Where a line holds the word "сети", copy it from the records.

BEGIN Task material

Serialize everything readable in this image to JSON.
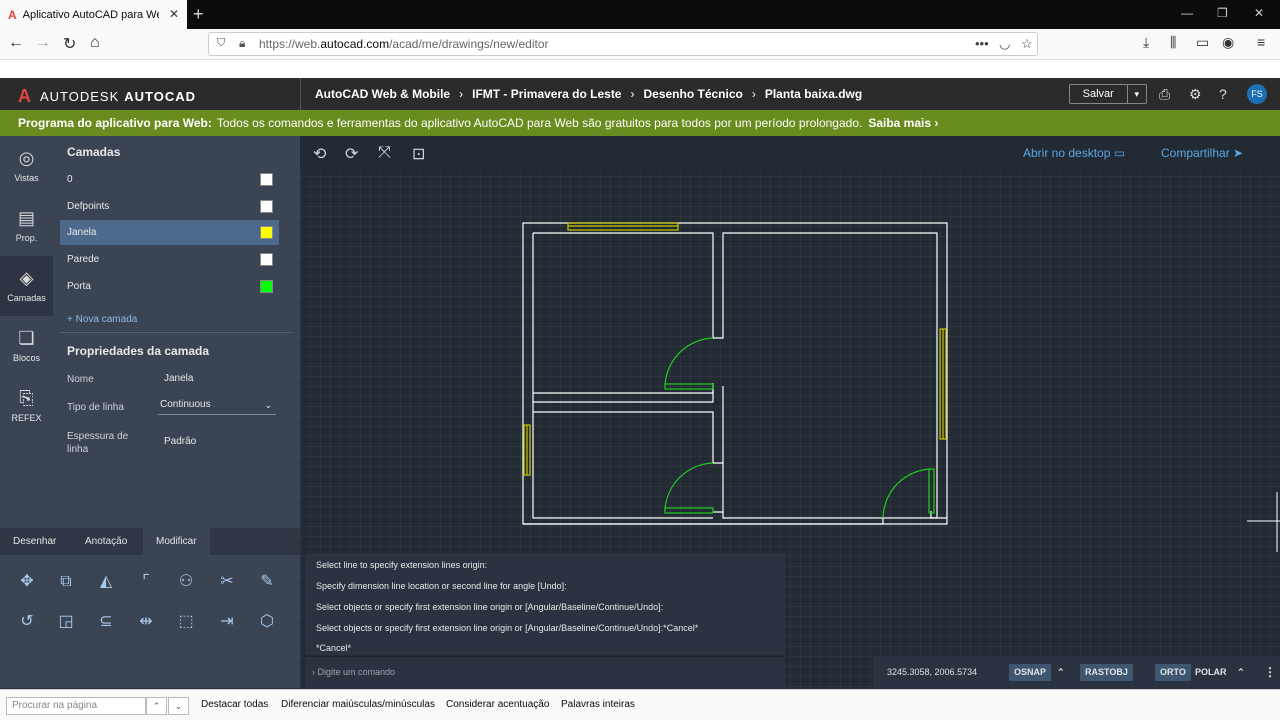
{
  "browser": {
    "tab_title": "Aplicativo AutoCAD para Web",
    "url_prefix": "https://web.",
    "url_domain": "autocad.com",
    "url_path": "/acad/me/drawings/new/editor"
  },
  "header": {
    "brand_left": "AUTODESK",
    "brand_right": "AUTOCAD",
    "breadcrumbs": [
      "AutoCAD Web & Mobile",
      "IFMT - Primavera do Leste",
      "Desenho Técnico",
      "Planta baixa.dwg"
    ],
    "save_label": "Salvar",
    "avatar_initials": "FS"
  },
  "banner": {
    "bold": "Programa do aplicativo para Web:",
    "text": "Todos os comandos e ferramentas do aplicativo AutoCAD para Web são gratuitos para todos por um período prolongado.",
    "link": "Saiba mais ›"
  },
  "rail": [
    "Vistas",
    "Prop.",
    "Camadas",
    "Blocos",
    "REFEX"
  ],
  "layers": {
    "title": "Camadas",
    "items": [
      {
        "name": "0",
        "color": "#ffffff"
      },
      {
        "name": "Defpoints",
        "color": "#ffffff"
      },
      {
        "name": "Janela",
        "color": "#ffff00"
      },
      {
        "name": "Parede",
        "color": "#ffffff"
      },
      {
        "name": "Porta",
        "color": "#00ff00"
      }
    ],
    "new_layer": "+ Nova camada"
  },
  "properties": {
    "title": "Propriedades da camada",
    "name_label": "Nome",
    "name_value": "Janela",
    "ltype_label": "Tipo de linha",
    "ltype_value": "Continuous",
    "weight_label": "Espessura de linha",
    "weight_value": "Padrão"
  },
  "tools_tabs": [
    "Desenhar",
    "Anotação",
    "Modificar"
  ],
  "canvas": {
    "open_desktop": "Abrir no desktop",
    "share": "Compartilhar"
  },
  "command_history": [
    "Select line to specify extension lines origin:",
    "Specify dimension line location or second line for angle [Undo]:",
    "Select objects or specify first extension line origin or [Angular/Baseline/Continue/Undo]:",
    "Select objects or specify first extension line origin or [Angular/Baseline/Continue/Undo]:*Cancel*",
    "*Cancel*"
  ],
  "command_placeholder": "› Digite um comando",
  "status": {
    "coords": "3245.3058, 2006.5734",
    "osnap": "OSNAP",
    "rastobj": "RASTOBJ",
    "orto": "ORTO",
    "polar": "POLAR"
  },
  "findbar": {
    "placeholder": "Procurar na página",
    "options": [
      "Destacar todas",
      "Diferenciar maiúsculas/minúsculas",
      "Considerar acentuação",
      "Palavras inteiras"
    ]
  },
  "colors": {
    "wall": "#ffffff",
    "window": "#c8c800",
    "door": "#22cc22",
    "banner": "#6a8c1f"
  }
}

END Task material
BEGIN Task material

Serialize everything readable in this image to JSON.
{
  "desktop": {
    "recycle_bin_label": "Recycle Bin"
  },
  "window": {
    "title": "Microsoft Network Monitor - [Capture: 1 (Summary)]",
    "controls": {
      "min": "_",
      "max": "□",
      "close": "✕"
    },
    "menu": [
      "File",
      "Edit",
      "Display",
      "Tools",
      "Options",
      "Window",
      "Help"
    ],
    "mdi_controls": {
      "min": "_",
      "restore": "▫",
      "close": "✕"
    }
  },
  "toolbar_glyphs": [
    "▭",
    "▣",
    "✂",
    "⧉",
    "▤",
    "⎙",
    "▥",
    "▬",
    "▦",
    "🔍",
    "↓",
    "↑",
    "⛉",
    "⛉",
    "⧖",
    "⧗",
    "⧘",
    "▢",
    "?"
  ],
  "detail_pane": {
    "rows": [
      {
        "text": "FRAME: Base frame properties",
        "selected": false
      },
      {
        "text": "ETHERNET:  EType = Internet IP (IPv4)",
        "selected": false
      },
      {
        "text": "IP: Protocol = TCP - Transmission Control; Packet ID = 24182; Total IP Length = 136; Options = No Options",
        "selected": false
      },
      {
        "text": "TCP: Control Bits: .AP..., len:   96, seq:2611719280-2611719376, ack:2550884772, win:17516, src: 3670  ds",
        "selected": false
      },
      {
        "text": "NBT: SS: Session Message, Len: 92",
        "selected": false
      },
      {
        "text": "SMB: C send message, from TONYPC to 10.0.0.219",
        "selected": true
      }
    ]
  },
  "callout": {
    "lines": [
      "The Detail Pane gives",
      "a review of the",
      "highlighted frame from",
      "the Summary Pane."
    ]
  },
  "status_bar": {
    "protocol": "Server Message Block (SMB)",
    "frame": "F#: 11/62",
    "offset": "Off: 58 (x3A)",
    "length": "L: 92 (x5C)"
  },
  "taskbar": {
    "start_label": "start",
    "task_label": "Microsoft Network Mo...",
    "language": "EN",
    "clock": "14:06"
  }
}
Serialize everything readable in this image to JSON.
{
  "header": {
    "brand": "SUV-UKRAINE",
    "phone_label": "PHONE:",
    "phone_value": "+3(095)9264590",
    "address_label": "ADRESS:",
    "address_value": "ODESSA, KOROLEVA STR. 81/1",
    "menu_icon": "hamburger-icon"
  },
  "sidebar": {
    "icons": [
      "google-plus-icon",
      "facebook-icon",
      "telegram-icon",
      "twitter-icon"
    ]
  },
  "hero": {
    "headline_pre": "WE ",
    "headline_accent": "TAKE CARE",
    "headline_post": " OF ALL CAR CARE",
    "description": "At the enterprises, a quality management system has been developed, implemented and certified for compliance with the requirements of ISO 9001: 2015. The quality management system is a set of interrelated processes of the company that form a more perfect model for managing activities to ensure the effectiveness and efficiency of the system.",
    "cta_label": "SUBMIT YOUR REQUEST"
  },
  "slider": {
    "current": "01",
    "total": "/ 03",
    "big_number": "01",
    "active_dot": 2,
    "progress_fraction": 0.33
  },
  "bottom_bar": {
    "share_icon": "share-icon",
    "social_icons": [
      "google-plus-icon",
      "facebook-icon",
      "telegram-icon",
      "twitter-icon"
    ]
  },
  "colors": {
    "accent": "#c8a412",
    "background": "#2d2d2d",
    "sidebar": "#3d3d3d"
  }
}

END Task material
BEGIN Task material

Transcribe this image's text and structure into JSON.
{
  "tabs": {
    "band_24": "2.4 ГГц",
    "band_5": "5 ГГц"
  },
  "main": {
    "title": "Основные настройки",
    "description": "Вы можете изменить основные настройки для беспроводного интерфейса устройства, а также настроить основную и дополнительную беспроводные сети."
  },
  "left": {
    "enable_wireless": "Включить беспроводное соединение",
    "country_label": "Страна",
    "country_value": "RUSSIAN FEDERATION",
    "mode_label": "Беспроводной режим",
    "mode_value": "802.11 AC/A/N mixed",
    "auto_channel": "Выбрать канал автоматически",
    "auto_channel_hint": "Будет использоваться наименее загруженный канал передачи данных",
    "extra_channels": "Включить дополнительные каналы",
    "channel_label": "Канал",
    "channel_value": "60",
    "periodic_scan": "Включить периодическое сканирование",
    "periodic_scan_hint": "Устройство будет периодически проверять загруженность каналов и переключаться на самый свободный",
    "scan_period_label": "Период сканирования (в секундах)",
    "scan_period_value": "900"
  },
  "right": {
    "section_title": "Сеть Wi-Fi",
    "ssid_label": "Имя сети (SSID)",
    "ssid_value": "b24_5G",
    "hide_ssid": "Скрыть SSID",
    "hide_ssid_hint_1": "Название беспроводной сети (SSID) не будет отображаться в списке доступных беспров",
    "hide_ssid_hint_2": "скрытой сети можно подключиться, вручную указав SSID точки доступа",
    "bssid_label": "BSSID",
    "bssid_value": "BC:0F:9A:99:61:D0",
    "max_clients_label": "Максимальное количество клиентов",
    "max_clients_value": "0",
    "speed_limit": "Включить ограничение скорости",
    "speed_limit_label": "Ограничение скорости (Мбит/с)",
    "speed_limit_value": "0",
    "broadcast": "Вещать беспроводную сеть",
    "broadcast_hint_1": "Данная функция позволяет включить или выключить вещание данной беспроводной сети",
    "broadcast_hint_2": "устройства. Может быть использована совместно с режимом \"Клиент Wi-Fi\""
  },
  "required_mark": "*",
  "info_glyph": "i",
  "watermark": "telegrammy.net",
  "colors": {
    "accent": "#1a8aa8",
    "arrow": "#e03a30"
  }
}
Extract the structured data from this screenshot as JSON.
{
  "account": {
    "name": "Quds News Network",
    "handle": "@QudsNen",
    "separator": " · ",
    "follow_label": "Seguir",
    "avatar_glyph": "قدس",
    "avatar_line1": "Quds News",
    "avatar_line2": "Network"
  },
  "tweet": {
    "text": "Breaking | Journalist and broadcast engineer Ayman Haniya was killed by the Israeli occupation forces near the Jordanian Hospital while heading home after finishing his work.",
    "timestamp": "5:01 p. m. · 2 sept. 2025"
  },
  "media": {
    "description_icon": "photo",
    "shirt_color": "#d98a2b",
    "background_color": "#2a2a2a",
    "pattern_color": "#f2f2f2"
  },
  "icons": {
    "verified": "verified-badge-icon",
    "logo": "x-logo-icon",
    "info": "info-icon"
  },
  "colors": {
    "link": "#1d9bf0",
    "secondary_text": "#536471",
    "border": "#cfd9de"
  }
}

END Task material

• Output for this task
    "description": "Вы можете изменить основные настройки для беспроводного интерфейса устройства, а также настроить основную и дополнительную беспроводные сети."
    "ssid_label": "Имя сети (SSID)",
    "hide_ssid_hint_1": "Название беспроводной сети (SSID) не будет отображаться в списке доступных беспров",
    "hide_ssid_hint_2": "скрытой сети можно подключиться, вручную указав SSID точки доступа",
    "broadcast_hint_1": "Данная функция позволяет включить или выключить вещание данной беспроводной сети",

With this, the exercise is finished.